But don’t be surprised if buying your car would be a bad decision. Typically, automakers subsidize the lease, which can occur by inflating the value at the end of the lease – the delivery or residual value – as a way to lower your lease payments and make the original lease deal more attractive.
It’s an incentive, but without the stigma of auction sales where you scream, “$ 5,000 off!” in big headlines or television commercials.
Most leases are for three years, and a 3-year vehicle is generally not worth much more than half its value as new. Your 3-year-old car could have depreciated only 42%, retaining 58% of its value as new, according to the Omni Calculator’s car depreciation calculator.
Or, if it’s a fast-depreciating car, it could be down 50% in three years, according to AutoGuide.com.
You can get an idea of the car’s value in the used car sections at Edmunds.com, Kelley Blue Book’s kbb.com, Cars.com, Truecar.com, and other websites.
If the price you see on your lease documentation is less than what you consistently find on the open market, maybe buying your car is a good deal. If your car is priced higher than the market, that’s not so good.
It is true that it is more difficult to buy from car lots, and you know less about how they treated a used car, but strictly speaking of money, it could be a better proposition.
Return And Use Public Transport
You cannot park your leased vehicle at the agency and leave your keys under the carpet and say goodbye.

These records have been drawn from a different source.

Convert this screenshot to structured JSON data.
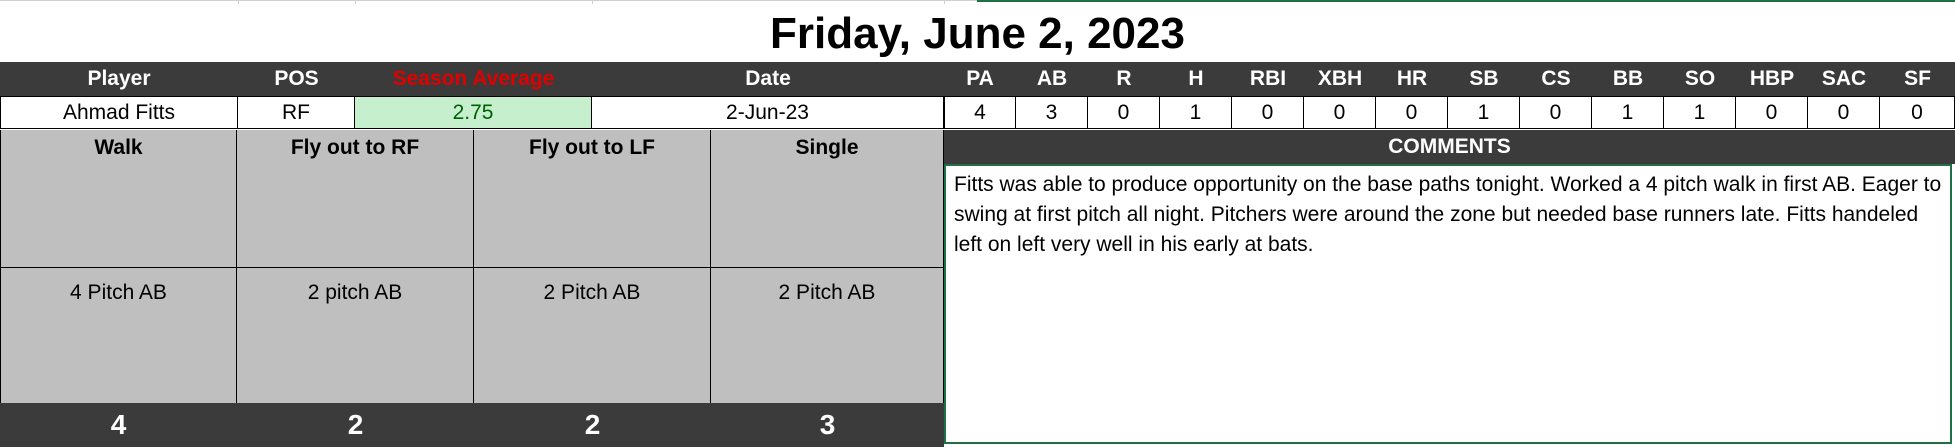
{
  "title": "Friday, June 2, 2023",
  "headers": {
    "player": "Player",
    "pos": "POS",
    "season_average": "Season Average",
    "date": "Date",
    "stats": [
      "PA",
      "AB",
      "R",
      "H",
      "RBI",
      "XBH",
      "HR",
      "SB",
      "CS",
      "BB",
      "SO",
      "HBP",
      "SAC",
      "SF"
    ]
  },
  "row": {
    "player": "Ahmad Fitts",
    "pos": "RF",
    "season_average": "2.75",
    "date": "2-Jun-23",
    "stats": [
      "4",
      "3",
      "0",
      "1",
      "0",
      "0",
      "0",
      "1",
      "0",
      "1",
      "1",
      "0",
      "0",
      "0"
    ]
  },
  "plate_appearances": [
    {
      "result": "Walk",
      "detail": "4 Pitch AB",
      "pitches": "4"
    },
    {
      "result": "Fly out to RF",
      "detail": "2 pitch AB",
      "pitches": "2"
    },
    {
      "result": "Fly out to LF",
      "detail": "2 Pitch AB",
      "pitches": "2"
    },
    {
      "result": "Single",
      "detail": "2 Pitch AB",
      "pitches": "3"
    }
  ],
  "comments": {
    "header": "COMMENTS",
    "text": "Fitts was able to produce opportunity on the base paths tonight. Worked a 4 pitch walk in first AB. Eager to swing at first pitch all night. Pitchers were around the zone but needed base runners late. Fitts handeled left on left very well in his early at bats."
  },
  "colors": {
    "header_bg": "#3b3b3b",
    "average_fill": "#c6efce",
    "average_text": "#006100",
    "season_average_header": "#e00000",
    "pa_box_fill": "#bfbfbf",
    "selection_border": "#1e7145"
  }
}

Until you sign the paperwork, the car is inspected for damage that the leasing company considers more than normal, you pay for that excess damage, and the delivery fee, you are still responsible for the car. But once all of that is done, you can walk, use your bike, take public transportation, go by taxi or shuttle services with local drivers, or ask family or friends for a ride.
Keep in mind that you can inspect it yourself, using the inspector specified by the leasing company. The inspector will sometimes go to the address where you are, says Montoya.
If any excess damage is minimal, you may want to have it fixed yourself, re-inspected, and delivered without fear of a damage charge.
Before you run out of a car, you will need to know how tolerant those family and friends have, and how often you need to get from point “A” to point “B” far away. You may have to shell out a lot when hiring a car to take you to your destination.
But if it’s temporary – maybe you want a new car soon but haven’t made up your mind yet – interim methods might work.
Cancel Ahead Of Time
You love the color, the engine, the seats, but you can’t stand the styling or the sound system, or the number of recalls the manufacturer seems to issue.
You decide that you have made a mistake.
If you simply stop paying, it’s like defaulting on a loan. The leasing company can repossess your car, you can be charged hefty fees, and your credit rating can suffer.
Check with your leasing company and your state Department of Motor Vehicles to see if you can transfer the lease to someone else – perhaps a friend or family member, or a prospect you found through social media or advertisements – and which one. it would be the cost and the procedures.
The person taking over the lease will have to go through a credit check to be approved, and you will have to work with your insurance company so that the new person has coverage.
If that’s too much for you, there are some websites that can help.
If the ending lease is the first one you made, you likely traded in a vehicle to help keep your lease payments low. But, if you don’t have a car to trade-in, you will be asked for the equivalent of a deposit; a fee to “go driving.”